When I worked for a company, I had to let an employee go. To get back at me, she called my boss and accused me of verbally abusing her by using “the f word” and yelling at her. So my boss called me into his office and asked me what happened. I told him that first of all, I had my office door open the whole time, so he should feel free to ask any of the employees whose desks are close to my office if they heard me yelling and cursing. I then explained what happened, and said the allegations were totally false. He said to me that he didn’t believe her because he knew that’s not the way I operate, but he had to investigate.

Right now the story the media is obsessing on has to do with the Chris Christie issues, primarily the George Washington Bridge fiasco and accusations by the Mayor of Hoboken of bullying. What might have been a local story has blossomed into a national one for three reasons:

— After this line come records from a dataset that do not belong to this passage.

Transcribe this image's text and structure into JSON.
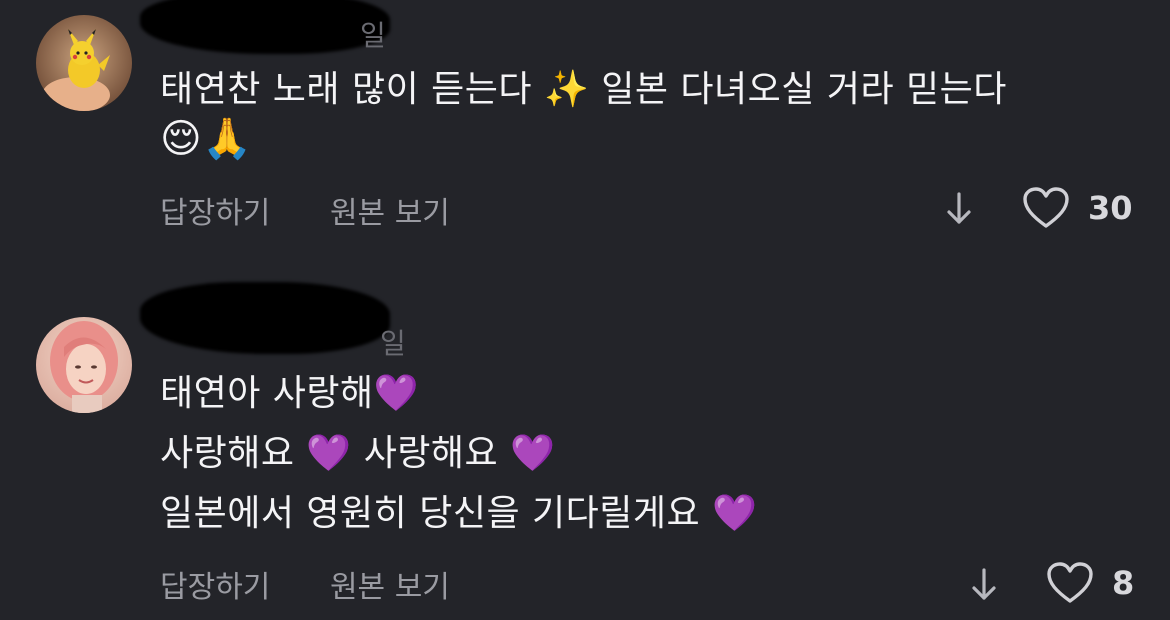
{
  "comments": [
    {
      "username_visible": "일",
      "avatar": "pikachu-figure-avatar",
      "lines": [
        "태연찬 노래 많이 듣는다 ✨ 일본 다녀오실 거라 믿는다",
        "😌🙏"
      ],
      "actions": {
        "reply": "답장하기",
        "original": "원본 보기"
      },
      "like_count": "30"
    },
    {
      "username_visible": "일",
      "avatar": "pink-hair-person-avatar",
      "lines": [
        "태연아 사랑해💜",
        "사랑해요 💜 사랑해요 💜",
        "일본에서 영원히 당신을 기다릴게요 💜"
      ],
      "actions": {
        "reply": "답장하기",
        "original": "원본 보기"
      },
      "like_count": "8"
    }
  ],
  "colors": {
    "background": "#232429",
    "text": "#f4f4f6",
    "muted": "#9a9ba2"
  }
}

1. The governor is a national figure because he is potentially a candidate for the presidency.

2. He is a popular Republican and the media love to go after wayward Republicans and try to bring them down. Sadly there are too many wayward politicians in both parties.

3. Because of Christie’s tough guy persona, people are ready to believe the accusations against him.

That’s where reputation comes in. You can have a reputation as tough, but not a street fighter or thug. Christie, who I think has been a good governor, especially in times of crisis such as Hurricane Sandy, comes across as somebody who could be vindictive and manipulative. While Christie claims he “is who he is” and isn’t going to change, I think that’s the wrong attitude. What might have worked in local New Jersey politics probably isn’t going to work in national politics. If you are going to run for President, you had better start acting presidential – he actually should have started years ago.

People perceive you based, in large part, on your reputation. A good reputation can’t be bought – it has to be earned. Think about your reputation. It is the kind that will help you in future endeavors or hurt you?